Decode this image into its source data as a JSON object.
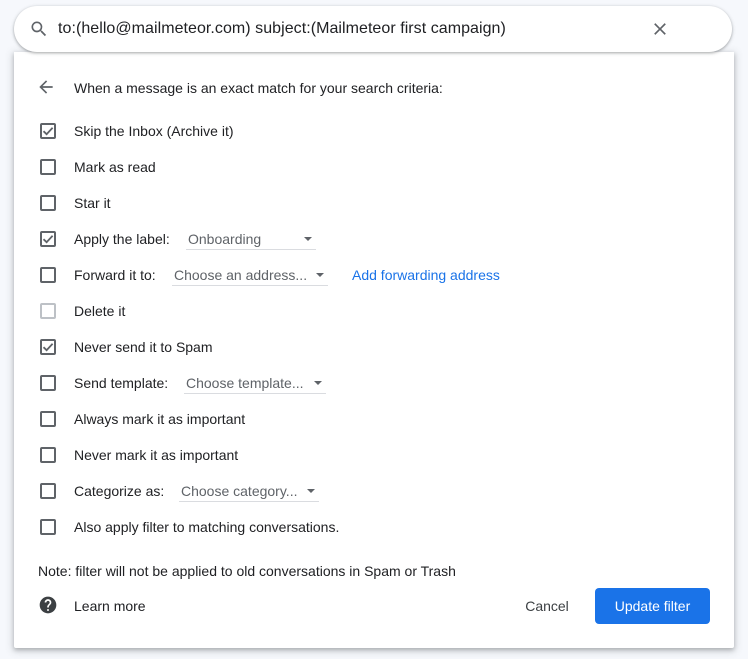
{
  "search": {
    "query": "to:(hello@mailmeteor.com) subject:(Mailmeteor first campaign)",
    "search_icon": "search-icon",
    "clear_icon": "close-icon"
  },
  "filter": {
    "heading": "When a message is an exact match for your search criteria:",
    "options": [
      {
        "label": "Skip the Inbox (Archive it)",
        "checked": true
      },
      {
        "label": "Mark as read",
        "checked": false
      },
      {
        "label": "Star it",
        "checked": false
      },
      {
        "label": "Apply the label:",
        "checked": true,
        "dropdown": "Onboarding"
      },
      {
        "label": "Forward it to:",
        "checked": false,
        "dropdown": "Choose an address...",
        "link": "Add forwarding address"
      },
      {
        "label": "Delete it",
        "checked": false,
        "disabled": true
      },
      {
        "label": "Never send it to Spam",
        "checked": true
      },
      {
        "label": "Send template:",
        "checked": false,
        "dropdown": "Choose template..."
      },
      {
        "label": "Always mark it as important",
        "checked": false
      },
      {
        "label": "Never mark it as important",
        "checked": false
      },
      {
        "label": "Categorize as:",
        "checked": false,
        "dropdown": "Choose category..."
      },
      {
        "label": "Also apply filter to matching conversations.",
        "checked": false
      }
    ],
    "note": "Note: filter will not be applied to old conversations in Spam or Trash",
    "learn_more": "Learn more",
    "cancel_label": "Cancel",
    "update_label": "Update filter"
  },
  "colors": {
    "accent": "#1a73e8",
    "checkbox": "#5f6368",
    "text": "#202124"
  }
}
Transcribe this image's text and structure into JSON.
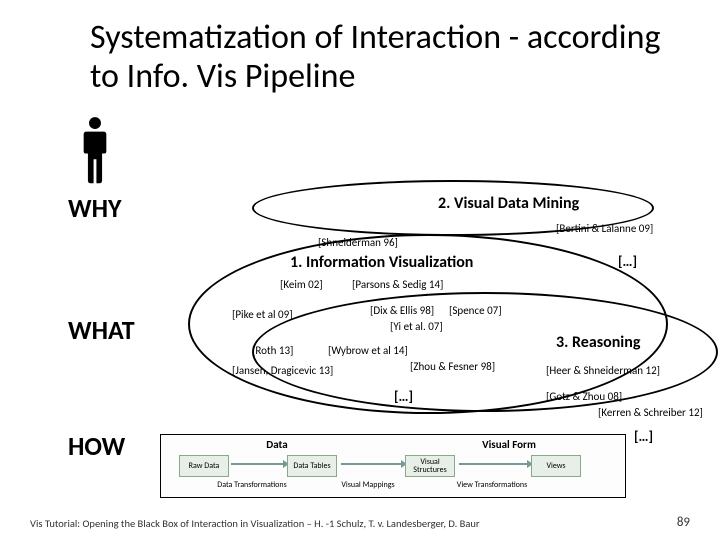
{
  "title": "Systematization of Interaction - according to Info. Vis Pipeline",
  "labels": {
    "why": "WHY",
    "what": "WHAT",
    "how": "HOW"
  },
  "headers": {
    "h1": "1. Information Visualization",
    "h2": "2. Visual Data Mining",
    "h3": "3. Reasoning"
  },
  "refs": {
    "shneiderman": "[Shneiderman 96]",
    "bertini": "[Bertini & Lalanne 09]",
    "keim": "[Keim 02]",
    "parsons": "[Parsons & Sedig 14]",
    "pike": "[Pike et al 09]",
    "dix": "[Dix & Ellis 98]",
    "spence": "[Spence 07]",
    "yi": "[Yi et al. 07]",
    "roth": "[Roth 13]",
    "wybrow": "[Wybrow et al 14]",
    "zhou": "[Zhou & Fesner 98]",
    "jansen": "[Jansen, Dragicevic 13]",
    "heer": "[Heer & Shneiderman 12]",
    "gotz": "[Gotz & Zhou 08]",
    "kerren": "[Kerren & Schreiber 12]",
    "dots": "[…]"
  },
  "pipeline": {
    "top": {
      "data": "Data",
      "form": "Visual Form"
    },
    "boxes": {
      "raw": "Raw Data",
      "tables": "Data Tables",
      "vs": "Visual Structures",
      "views": "Views"
    },
    "labels": {
      "dt": "Data Transformations",
      "vm": "Visual Mappings",
      "vt": "View Transformations"
    }
  },
  "footer": "Vis Tutorial: Opening the Black Box of Interaction in Visualization – H. -1 Schulz, T. v. Landesberger, D. Baur",
  "page": "89"
}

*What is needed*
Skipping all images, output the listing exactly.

*Result below*
Decode this image into its source data as a JSON object.
{
  "search": {
    "query": "to:(hello@mailmeteor.com) subject:(Mailmeteor first campaign)",
    "search_icon": "search-icon",
    "clear_icon": "close-icon"
  },
  "filter": {
    "heading": "When a message is an exact match for your search criteria:",
    "options": [
      {
        "label": "Skip the Inbox (Archive it)",
        "checked": true
      },
      {
        "label": "Mark as read",
        "checked": false
      },
      {
        "label": "Star it",
        "checked": false
      },
      {
        "label": "Apply the label:",
        "checked": true,
        "dropdown": "Onboarding"
      },
      {
        "label": "Forward it to:",
        "checked": false,
        "dropdown": "Choose an address...",
        "link": "Add forwarding address"
      },
      {
        "label": "Delete it",
        "checked": false,
        "disabled": true
      },
      {
        "label": "Never send it to Spam",
        "checked": true
      },
      {
        "label": "Send template:",
        "checked": false,
        "dropdown": "Choose template..."
      },
      {
        "label": "Always mark it as important",
        "checked": false
      },
      {
        "label": "Never mark it as important",
        "checked": false
      },
      {
        "label": "Categorize as:",
        "checked": false,
        "dropdown": "Choose category..."
      },
      {
        "label": "Also apply filter to matching conversations.",
        "checked": false
      }
    ],
    "note": "Note: filter will not be applied to old conversations in Spam or Trash",
    "learn_more": "Learn more",
    "cancel_label": "Cancel",
    "update_label": "Update filter"
  },
  "colors": {
    "accent": "#1a73e8",
    "checkbox": "#5f6368",
    "text": "#202124"
  }
}
Transcribe this image's text and structure into JSON.
{
  "title": "Systematization of Interaction - according to Info. Vis Pipeline",
  "labels": {
    "why": "WHY",
    "what": "WHAT",
    "how": "HOW"
  },
  "headers": {
    "h1": "1. Information Visualization",
    "h2": "2. Visual Data Mining",
    "h3": "3. Reasoning"
  },
  "refs": {
    "shneiderman": "[Shneiderman 96]",
    "bertini": "[Bertini & Lalanne 09]",
    "keim": "[Keim 02]",
    "parsons": "[Parsons & Sedig 14]",
    "pike": "[Pike et al 09]",
    "dix": "[Dix & Ellis 98]",
    "spence": "[Spence 07]",
    "yi": "[Yi et al. 07]",
    "roth": "[Roth 13]",
    "wybrow": "[Wybrow et al 14]",
    "zhou": "[Zhou & Fesner 98]",
    "jansen": "[Jansen, Dragicevic 13]",
    "heer": "[Heer & Shneiderman 12]",
    "gotz": "[Gotz & Zhou 08]",
    "kerren": "[Kerren & Schreiber 12]",
    "dots": "[…]"
  },
  "pipeline": {
    "top": {
      "data": "Data",
      "form": "Visual Form"
    },
    "boxes": {
      "raw": "Raw Data",
      "tables": "Data Tables",
      "vs": "Visual Structures",
      "views": "Views"
    },
    "labels": {
      "dt": "Data Transformations",
      "vm": "Visual Mappings",
      "vt": "View Transformations"
    }
  },
  "footer": "Vis Tutorial: Opening the Black Box of Interaction in Visualization – H. -1 Schulz, T. v. Landesberger, D. Baur",
  "page": "89"
}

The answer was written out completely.